Sidewalk Flowers

By Jonarno Lawson, Sydney Smith (illustrator),

Book cover of Sidewalk Flowers

Why this book?

Another beautiful book with wonderful ink lines and a limited palette. We join a little girl and her father on a walk through an urban area. The dad is distracted by his phone but the little girl sees and gathers wildflowers and then presents them to those in need of comfort. A poignant story on the importance and power of noticing small things.

In the Wake of Madness: The Murderous Voyage of the Whaleship Sharon

By Joan Druett,

Book cover of In the Wake of Madness: The Murderous Voyage of the Whaleship Sharon

Why this book?

Studying the journals of the surviving crew, the historian of this real-life nineteenth-century tragedy pieces together the situation aboard the ship that set sail out of Massachusetts for the whaling grounds of the North Pacific. What happens aboard makes the literary Captain Ahab's monomaniacal actions seem heroic in comparison. Druett's true-crime-at-sea story provides a brutal counterpoint to the American epic, Moby Dick, and calls to mind The Wreck of the Whaleship Essex, a true account that is said to have inspired Melville. I pick Druett's account because of its historical true-crime approach, and because it is a lesser-known account.


Fancy Pants

By Cathy Marie Hake,

Book cover of Fancy Pants

Why this book?

Remember that song from Disney's Mulan – "I'll Make a Man Out of You"? Move that to the wild west with an English lady named Sydney disguised as a boy and a ranch owner determined to turn his partner's British fop of a "nephew" into a cowhand worth his salt, and you've got a good idea of the crazy antics awaiting you in Fancy Pants. With a strong supporting cast of characters and a giggle-inducing plot, this book is sure to leave you grinning.


Fairyland

By Sumner Locke Elliott,

Book cover of Fairyland

Why this book?

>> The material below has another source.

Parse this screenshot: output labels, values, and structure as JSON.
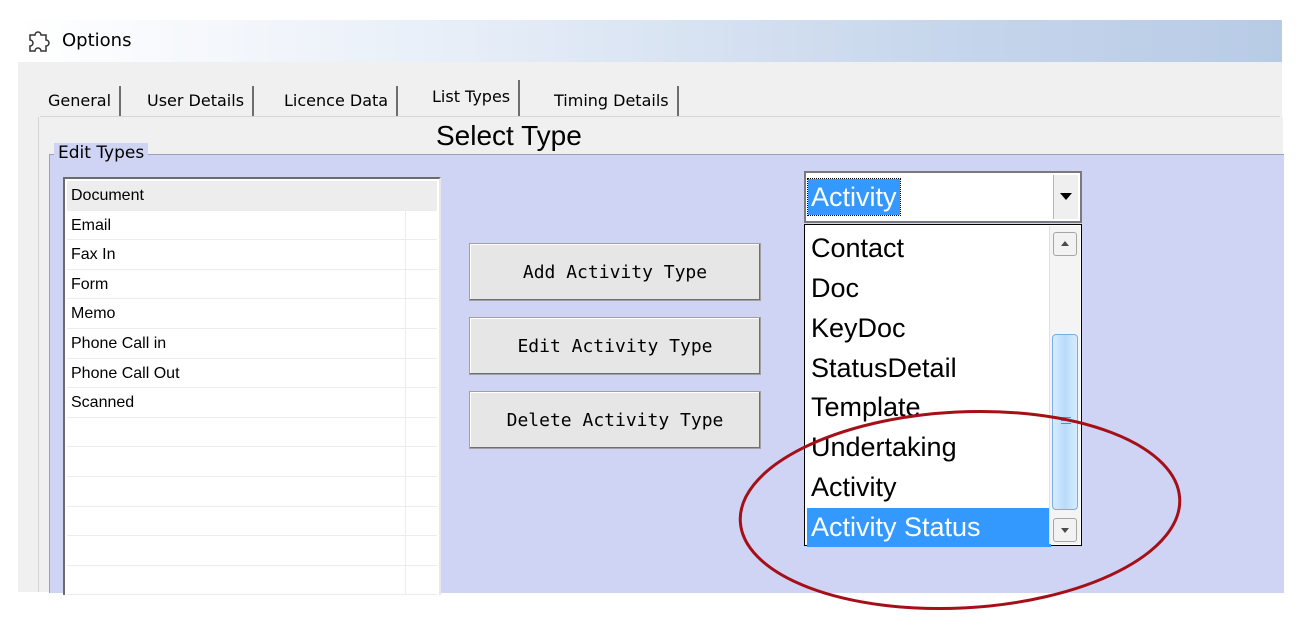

Elliott came out to his fans with this beautiful novel charting the life and times of Seaton Ross, a protagonist in the author’s image. Despite the terrible series of obstacles placed in Seaton’s way, from overbearing or absent family, deeply closeted and self-centred lovers to furious fag hags, he manages to escape Australia—just as Elliott didwithout developing a lasting hatred in his exile. Rendered with the author’s signature wit (he took a leaf from E. M. Forster), the homophobia of Australia’s working classes becomes a source of this novel’s pathos, so that when Seaton encounters the most shocking consequences a gay man can face, we are ill-prepared. A wry, sexy, heartfelt swan song from the Australian who made it big in the American broadcasting industry.